Whitler: What do your scouts do?

Radford: We have scouts penetrating campuses and talking to entrepreneurs and start-ups that are looking to create partnerships. They are looking for talent with ideas and know-how to solve problems.

Whitler: Why should entrepreneurs want to work with you?

Radford: P&G Ventures has really the best of both worlds. We have the size, scale, track-record, relationships, and experience of transforming small businesses into big ones. We also have a specific group that is focused on moving quickly. Our approach focuses on “how can we co-develop something together?” Entrepreneurs are coming to us now. We can bring supply chain, regulatory help, production … we are full service. Finally, and this is not a small thing, we operate inside of a professional, over century-old company that treats people with respect.

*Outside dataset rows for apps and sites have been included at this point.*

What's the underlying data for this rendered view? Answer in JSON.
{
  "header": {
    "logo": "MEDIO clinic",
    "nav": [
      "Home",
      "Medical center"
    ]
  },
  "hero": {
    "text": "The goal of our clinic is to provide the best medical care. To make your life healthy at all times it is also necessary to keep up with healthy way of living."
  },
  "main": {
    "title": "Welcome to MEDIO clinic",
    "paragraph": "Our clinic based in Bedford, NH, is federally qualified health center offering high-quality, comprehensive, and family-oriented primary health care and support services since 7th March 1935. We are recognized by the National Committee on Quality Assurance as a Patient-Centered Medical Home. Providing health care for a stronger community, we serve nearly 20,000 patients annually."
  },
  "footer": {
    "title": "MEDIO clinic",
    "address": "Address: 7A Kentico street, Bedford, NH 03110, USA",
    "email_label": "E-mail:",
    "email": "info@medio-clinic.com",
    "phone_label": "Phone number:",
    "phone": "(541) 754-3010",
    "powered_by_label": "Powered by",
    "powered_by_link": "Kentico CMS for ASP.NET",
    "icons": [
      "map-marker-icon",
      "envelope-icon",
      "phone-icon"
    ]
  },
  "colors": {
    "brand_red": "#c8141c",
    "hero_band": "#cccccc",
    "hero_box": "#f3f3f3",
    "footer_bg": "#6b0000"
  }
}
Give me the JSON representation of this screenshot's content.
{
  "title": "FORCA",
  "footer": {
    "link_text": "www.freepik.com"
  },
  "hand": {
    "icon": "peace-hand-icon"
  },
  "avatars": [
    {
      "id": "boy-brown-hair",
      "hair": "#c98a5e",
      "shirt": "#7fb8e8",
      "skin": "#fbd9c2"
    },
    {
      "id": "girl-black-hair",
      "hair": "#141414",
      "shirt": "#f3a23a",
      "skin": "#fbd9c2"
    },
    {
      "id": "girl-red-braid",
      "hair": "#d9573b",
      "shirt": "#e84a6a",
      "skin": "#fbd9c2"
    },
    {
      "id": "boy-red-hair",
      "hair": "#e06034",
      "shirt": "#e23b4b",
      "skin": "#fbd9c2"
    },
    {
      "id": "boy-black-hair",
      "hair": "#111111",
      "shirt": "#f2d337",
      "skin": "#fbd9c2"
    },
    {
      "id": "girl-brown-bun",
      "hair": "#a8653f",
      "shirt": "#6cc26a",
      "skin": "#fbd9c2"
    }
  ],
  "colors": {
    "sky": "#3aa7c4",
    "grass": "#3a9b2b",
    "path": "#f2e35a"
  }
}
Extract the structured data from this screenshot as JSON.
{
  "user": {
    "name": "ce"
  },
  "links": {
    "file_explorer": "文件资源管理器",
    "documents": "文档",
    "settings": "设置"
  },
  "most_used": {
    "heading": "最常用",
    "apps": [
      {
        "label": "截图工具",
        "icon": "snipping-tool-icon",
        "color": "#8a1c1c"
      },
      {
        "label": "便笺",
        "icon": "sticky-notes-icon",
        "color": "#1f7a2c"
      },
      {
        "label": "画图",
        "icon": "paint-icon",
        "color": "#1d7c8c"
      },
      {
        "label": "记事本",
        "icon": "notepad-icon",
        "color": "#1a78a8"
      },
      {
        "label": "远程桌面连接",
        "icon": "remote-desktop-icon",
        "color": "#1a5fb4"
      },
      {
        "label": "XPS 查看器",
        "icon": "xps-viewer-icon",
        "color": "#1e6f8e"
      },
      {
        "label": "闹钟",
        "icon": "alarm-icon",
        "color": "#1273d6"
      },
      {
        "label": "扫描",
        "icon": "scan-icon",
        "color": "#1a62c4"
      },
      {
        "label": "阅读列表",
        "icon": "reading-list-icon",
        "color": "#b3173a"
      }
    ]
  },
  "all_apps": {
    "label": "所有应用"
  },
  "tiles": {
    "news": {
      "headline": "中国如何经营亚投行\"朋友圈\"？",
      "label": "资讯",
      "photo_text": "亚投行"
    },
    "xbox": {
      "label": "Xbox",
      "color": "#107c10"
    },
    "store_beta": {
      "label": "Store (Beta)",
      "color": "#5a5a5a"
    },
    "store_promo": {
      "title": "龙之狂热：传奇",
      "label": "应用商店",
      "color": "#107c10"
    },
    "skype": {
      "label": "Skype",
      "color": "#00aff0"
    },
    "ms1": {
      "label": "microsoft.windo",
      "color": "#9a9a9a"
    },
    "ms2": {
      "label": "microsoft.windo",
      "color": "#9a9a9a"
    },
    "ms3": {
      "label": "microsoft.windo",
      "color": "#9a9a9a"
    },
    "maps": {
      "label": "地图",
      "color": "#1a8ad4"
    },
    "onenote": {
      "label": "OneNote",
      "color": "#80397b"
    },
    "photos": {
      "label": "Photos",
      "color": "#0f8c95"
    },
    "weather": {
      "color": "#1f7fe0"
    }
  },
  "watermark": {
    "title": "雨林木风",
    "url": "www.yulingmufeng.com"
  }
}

Whitler: Research recently suggested that older entrepreneurs are much more successful than younger entrepreneurs, which is contrary to the common myth that being young is better. Who are the entrepreneurs that you are working with?

Radford: We are age, race and gender agnostic. However, we know that there are a lot of women who aren’t getting the investment that they need and I’m sure you’ve read about how difficult Silicon Valley can be for minorities. We are offering an amazing alternative. Maybe they aren’t looking for the 10x payout but a great payout with a clear exit. This is when our reputation and track record of respect and fair treatment helps. There is a trust level and the potential of scaling. We believe we are providing a strong alternative.

Less VC money is going to women founders. I spend a lot of time bringing together women entrepreneurs. It is really hard for them. They have to do a lot more pitches to get the funding. We are not only looking for entrepreneurs, but we are looking for future CEOs. We are looking to externalize some of these businesses and need to hire CEOs. This provides them the ability to run a startup independently and be their own CEO. It is a unique model.

Whitler: What are you doing to generate interest in P&G Ventures?

Radford: There are really four things, all of which some people might not expected from P&G.

1. We are being very public that we are “open for business.” We are sharing our areas of interest and what we are trying to do. It’s critical for  P&G Ventures to be more public and open to generate awareness of what we want to create to attract the best partners. 

2. We created and sponsored the P&G Ventures Innovation Challenge this past year at the Consumer Electronics Show. This created an opportunity for entrepreneurs, inventors, visionaries or startups to submit their business for a chance to win an all-expense paid trip to pitch live on the P&G stage at CES 2019 in Las Vegas. The winner of the pitch received $10,000, qualified as a finalist in a Techstars accelerator and was provided with complimentary attendance to the EY Strategic Growth Forum.

3. You’ll also find us at conferences with high concentrations of founders, such as the Forbes Under 30 Summit. I spoke there last September on this exact topic; the evolution of corporate venture groups and how they’re different than traditional venture capital avenues.

4. Most simply, you can also find us on social media. We want to make it easier for entrepreneurs to connect with us. You can reach out to us on, our LinkedIn page (P&G Ventures Studio), and Twitter (@PGVstudio). We want to be easily accessible to wherever entrepreneurs are.

For entrepreneurs who want an alternative to the traditional VC path to funding, P&G Ventures offers a different approach. With a nearly 200-year-old track record of creating, developing, and scaling global businesses—and a reputation of treating of employees and partners well—P&G Ventures may be a preferred option to “business as usual” in the VC world.